▶ _DATASET RECORDS_:
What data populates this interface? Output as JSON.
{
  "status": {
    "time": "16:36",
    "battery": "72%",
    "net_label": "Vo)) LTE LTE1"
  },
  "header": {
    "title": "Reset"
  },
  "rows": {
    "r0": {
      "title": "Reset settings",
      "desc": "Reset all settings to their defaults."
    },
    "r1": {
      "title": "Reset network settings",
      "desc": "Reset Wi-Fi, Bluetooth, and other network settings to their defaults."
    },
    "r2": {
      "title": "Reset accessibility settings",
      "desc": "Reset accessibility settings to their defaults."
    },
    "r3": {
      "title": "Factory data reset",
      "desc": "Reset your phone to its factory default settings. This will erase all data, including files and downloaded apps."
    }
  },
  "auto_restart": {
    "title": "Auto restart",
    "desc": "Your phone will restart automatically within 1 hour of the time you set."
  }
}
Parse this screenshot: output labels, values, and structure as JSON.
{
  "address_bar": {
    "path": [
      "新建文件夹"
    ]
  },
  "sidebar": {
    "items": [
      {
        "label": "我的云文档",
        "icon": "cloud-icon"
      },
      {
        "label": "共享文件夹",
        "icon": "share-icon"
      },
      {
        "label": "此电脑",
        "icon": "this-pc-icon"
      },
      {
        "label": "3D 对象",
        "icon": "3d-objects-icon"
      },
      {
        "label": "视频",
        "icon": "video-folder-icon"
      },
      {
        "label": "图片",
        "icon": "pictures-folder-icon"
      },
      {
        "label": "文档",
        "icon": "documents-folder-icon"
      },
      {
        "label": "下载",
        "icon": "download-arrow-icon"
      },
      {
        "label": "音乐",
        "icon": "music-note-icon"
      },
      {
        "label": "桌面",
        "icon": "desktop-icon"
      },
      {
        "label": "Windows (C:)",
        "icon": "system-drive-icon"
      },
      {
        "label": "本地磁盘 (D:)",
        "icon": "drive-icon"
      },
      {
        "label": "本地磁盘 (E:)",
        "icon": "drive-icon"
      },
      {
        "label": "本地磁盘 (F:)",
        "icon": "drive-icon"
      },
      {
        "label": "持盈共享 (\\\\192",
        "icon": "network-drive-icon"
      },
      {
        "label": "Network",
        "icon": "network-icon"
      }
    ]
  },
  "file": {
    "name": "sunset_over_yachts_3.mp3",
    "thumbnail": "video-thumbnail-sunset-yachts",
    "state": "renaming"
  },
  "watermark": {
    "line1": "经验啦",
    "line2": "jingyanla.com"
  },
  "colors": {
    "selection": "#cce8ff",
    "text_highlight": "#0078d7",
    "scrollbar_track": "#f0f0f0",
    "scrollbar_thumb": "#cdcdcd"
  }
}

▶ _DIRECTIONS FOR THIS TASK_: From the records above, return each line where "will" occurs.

▶ _SOLUTION FOR THIS PROBLEM_:
      "desc": "Reset your phone to its factory default settings. This will erase all data, including files and downloaded apps."
    "desc": "Your phone will restart automatically within 1 hour of the time you set."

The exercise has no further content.